- Your goal -
Please return the records below exactly as they appear, leaving every picture out.

____ Data for this exercise

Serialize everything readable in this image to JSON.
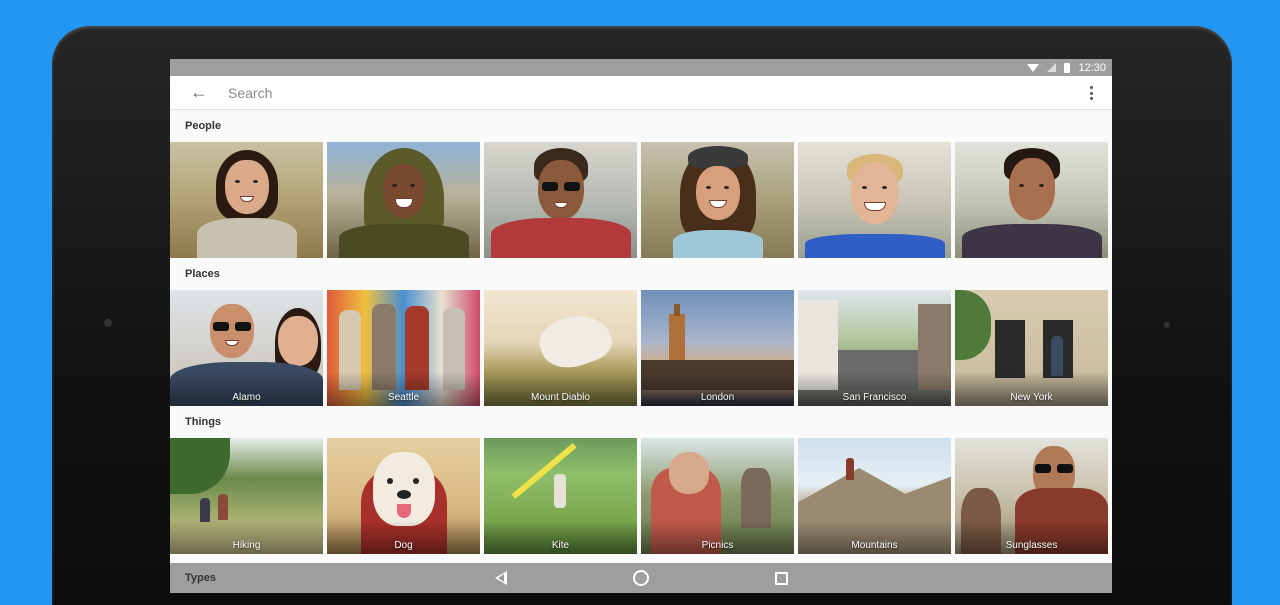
{
  "status_bar": {
    "time": "12:30"
  },
  "search": {
    "placeholder": "Search"
  },
  "sections": {
    "people": {
      "title": "People"
    },
    "places": {
      "title": "Places",
      "items": [
        {
          "label": "Alamo"
        },
        {
          "label": "Seattle"
        },
        {
          "label": "Mount Diablo"
        },
        {
          "label": "London"
        },
        {
          "label": "San Francisco"
        },
        {
          "label": "New York"
        }
      ]
    },
    "things": {
      "title": "Things",
      "items": [
        {
          "label": "Hiking"
        },
        {
          "label": "Dog"
        },
        {
          "label": "Kite"
        },
        {
          "label": "Picnics"
        },
        {
          "label": "Mountains"
        },
        {
          "label": "Sunglasses"
        }
      ]
    },
    "types": {
      "title": "Types"
    }
  },
  "colors": {
    "background": "#2196f3",
    "status_bar": "#9e9e9e",
    "nav_bar": "#9e9e9e",
    "screen": "#fafafa"
  },
  "icons": {
    "back": "arrow-left-icon",
    "overflow": "more-vert-icon",
    "wifi": "wifi-icon",
    "signal": "signal-icon",
    "battery": "battery-icon",
    "nav_back": "triangle-back-icon",
    "nav_home": "circle-home-icon",
    "nav_recent": "square-recents-icon"
  }
}
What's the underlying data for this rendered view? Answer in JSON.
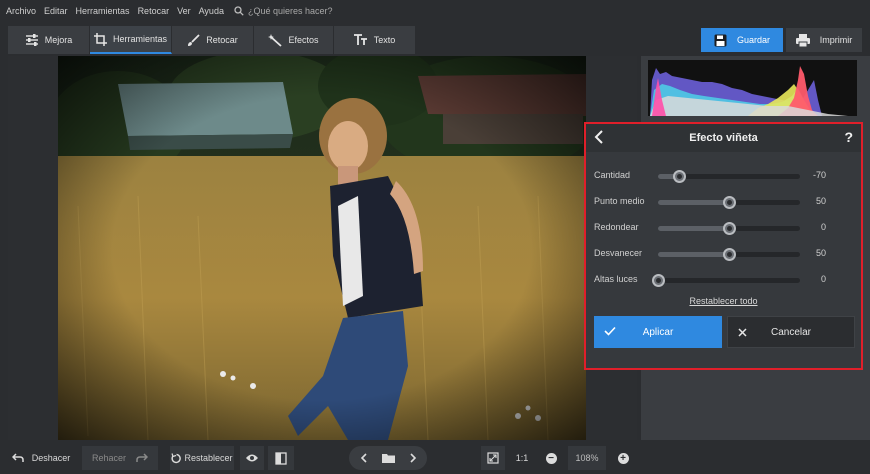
{
  "menu": {
    "items": [
      "Archivo",
      "Editar",
      "Herramientas",
      "Retocar",
      "Ver",
      "Ayuda"
    ],
    "search_placeholder": "¿Qué quieres hacer?"
  },
  "tabs": [
    {
      "label": "Mejora",
      "icon": "sliders-icon",
      "active": false
    },
    {
      "label": "Herramientas",
      "icon": "crop-icon",
      "active": true
    },
    {
      "label": "Retocar",
      "icon": "brush-icon",
      "active": false
    },
    {
      "label": "Efectos",
      "icon": "magic-wand-icon",
      "active": false
    },
    {
      "label": "Texto",
      "icon": "text-icon",
      "active": false
    }
  ],
  "actions": {
    "save_label": "Guardar",
    "print_label": "Imprimir"
  },
  "vignette": {
    "title": "Efecto viñeta",
    "help": "?",
    "sliders": [
      {
        "label": "Cantidad",
        "value": "-70",
        "fraction": 0.15
      },
      {
        "label": "Punto medio",
        "value": "50",
        "fraction": 0.5
      },
      {
        "label": "Redondear",
        "value": "0",
        "fraction": 0.5
      },
      {
        "label": "Desvanecer",
        "value": "50",
        "fraction": 0.5
      },
      {
        "label": "Altas luces",
        "value": "0",
        "fraction": 0.0
      }
    ],
    "reset_all": "Restablecer todo",
    "apply_label": "Aplicar",
    "cancel_label": "Cancelar"
  },
  "bottom": {
    "undo_label": "Deshacer",
    "redo_label": "Rehacer",
    "reset_label": "Restablecer",
    "one_to_one": "1:1",
    "zoom": "108%"
  },
  "colors": {
    "accent": "#2f89e0",
    "highlight_border": "#e01f2a"
  }
}
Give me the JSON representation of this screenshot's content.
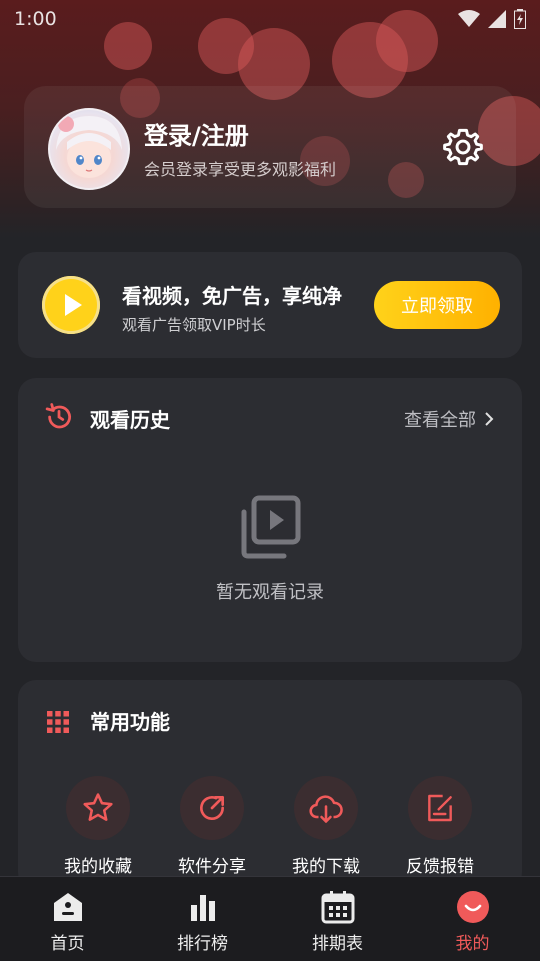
{
  "status_bar": {
    "time": "1:00"
  },
  "profile": {
    "title": "登录/注册",
    "subtitle": "会员登录享受更多观影福利"
  },
  "promo": {
    "title": "看视频，免广告，享纯净",
    "subtitle": "观看广告领取VIP时长",
    "button_label": "立即领取"
  },
  "history": {
    "title": "观看历史",
    "view_all": "查看全部",
    "empty_text": "暂无观看记录"
  },
  "functions": {
    "title": "常用功能",
    "items": [
      {
        "label": "我的收藏",
        "icon": "star-icon"
      },
      {
        "label": "软件分享",
        "icon": "share-icon"
      },
      {
        "label": "我的下载",
        "icon": "cloud-download-icon"
      },
      {
        "label": "反馈报错",
        "icon": "edit-note-icon"
      }
    ]
  },
  "tabbar": {
    "items": [
      {
        "label": "首页",
        "icon": "home-icon",
        "active": false
      },
      {
        "label": "排行榜",
        "icon": "bar-chart-icon",
        "active": false
      },
      {
        "label": "排期表",
        "icon": "calendar-icon",
        "active": false
      },
      {
        "label": "我的",
        "icon": "smile-face-icon",
        "active": true
      }
    ]
  },
  "colors": {
    "accent": "#f05a5a",
    "gold": "#ffd21a",
    "card_bg": "#2c2d32",
    "page_bg": "#232428"
  }
}
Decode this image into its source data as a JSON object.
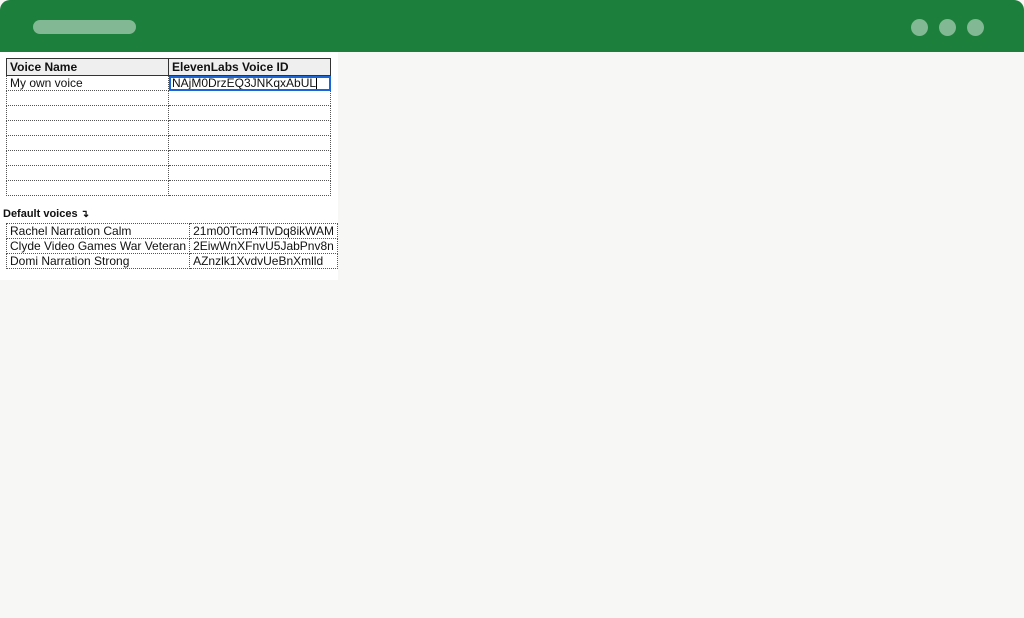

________

- Expected output -
Serialize everything readable in this image to JSON.
{
  "status_bar": {
    "time": "12:30"
  },
  "search": {
    "placeholder": "Search"
  },
  "sections": {
    "people": {
      "title": "People"
    },
    "places": {
      "title": "Places",
      "items": [
        {
          "label": "Alamo"
        },
        {
          "label": "Seattle"
        },
        {
          "label": "Mount Diablo"
        },
        {
          "label": "London"
        },
        {
          "label": "San Francisco"
        },
        {
          "label": "New York"
        }
      ]
    },
    "things": {
      "title": "Things",
      "items": [
        {
          "label": "Hiking"
        },
        {
          "label": "Dog"
        },
        {
          "label": "Kite"
        },
        {
          "label": "Picnics"
        },
        {
          "label": "Mountains"
        },
        {
          "label": "Sunglasses"
        }
      ]
    },
    "types": {
      "title": "Types"
    }
  },
  "colors": {
    "background": "#2196f3",
    "status_bar": "#9e9e9e",
    "nav_bar": "#9e9e9e",
    "screen": "#fafafa"
  },
  "icons": {
    "back": "arrow-left-icon",
    "overflow": "more-vert-icon",
    "wifi": "wifi-icon",
    "signal": "signal-icon",
    "battery": "battery-icon",
    "nav_back": "triangle-back-icon",
    "nav_home": "circle-home-icon",
    "nav_recent": "square-recents-icon"
  }
}
What's the underlying data for this rendered view? Answer in JSON.
{
  "menu": {
    "items": [
      "Archivo",
      "Editar",
      "Herramientas",
      "Retocar",
      "Ver",
      "Ayuda"
    ],
    "search_placeholder": "¿Qué quieres hacer?"
  },
  "tabs": [
    {
      "label": "Mejora",
      "icon": "sliders-icon",
      "active": false
    },
    {
      "label": "Herramientas",
      "icon": "crop-icon",
      "active": true
    },
    {
      "label": "Retocar",
      "icon": "brush-icon",
      "active": false
    },
    {
      "label": "Efectos",
      "icon": "magic-wand-icon",
      "active": false
    },
    {
      "label": "Texto",
      "icon": "text-icon",
      "active": false
    }
  ],
  "actions": {
    "save_label": "Guardar",
    "print_label": "Imprimir"
  },
  "vignette": {
    "title": "Efecto viñeta",
    "help": "?",
    "sliders": [
      {
        "label": "Cantidad",
        "value": "-70",
        "fraction": 0.15
      },
      {
        "label": "Punto medio",
        "value": "50",
        "fraction": 0.5
      },
      {
        "label": "Redondear",
        "value": "0",
        "fraction": 0.5
      },
      {
        "label": "Desvanecer",
        "value": "50",
        "fraction": 0.5
      },
      {
        "label": "Altas luces",
        "value": "0",
        "fraction": 0.0
      }
    ],
    "reset_all": "Restablecer todo",
    "apply_label": "Aplicar",
    "cancel_label": "Cancelar"
  },
  "bottom": {
    "undo_label": "Deshacer",
    "redo_label": "Rehacer",
    "reset_label": "Restablecer",
    "one_to_one": "1:1",
    "zoom": "108%"
  },
  "colors": {
    "accent": "#2f89e0",
    "highlight_border": "#e01f2a"
  }
}
Give me the JSON representation of this screenshot's content.
{
  "status_bar": {
    "time": "1:00"
  },
  "profile": {
    "title": "登录/注册",
    "subtitle": "会员登录享受更多观影福利"
  },
  "promo": {
    "title": "看视频，免广告，享纯净",
    "subtitle": "观看广告领取VIP时长",
    "button_label": "立即领取"
  },
  "history": {
    "title": "观看历史",
    "view_all": "查看全部",
    "empty_text": "暂无观看记录"
  },
  "functions": {
    "title": "常用功能",
    "items": [
      {
        "label": "我的收藏",
        "icon": "star-icon"
      },
      {
        "label": "软件分享",
        "icon": "share-icon"
      },
      {
        "label": "我的下载",
        "icon": "cloud-download-icon"
      },
      {
        "label": "反馈报错",
        "icon": "edit-note-icon"
      }
    ]
  },
  "tabbar": {
    "items": [
      {
        "label": "首页",
        "icon": "home-icon",
        "active": false
      },
      {
        "label": "排行榜",
        "icon": "bar-chart-icon",
        "active": false
      },
      {
        "label": "排期表",
        "icon": "calendar-icon",
        "active": false
      },
      {
        "label": "我的",
        "icon": "smile-face-icon",
        "active": true
      }
    ]
  },
  "colors": {
    "accent": "#f05a5a",
    "gold": "#ffd21a",
    "card_bg": "#2c2d32",
    "page_bg": "#232428"
  }
}
Decode this image into its source data as a JSON object.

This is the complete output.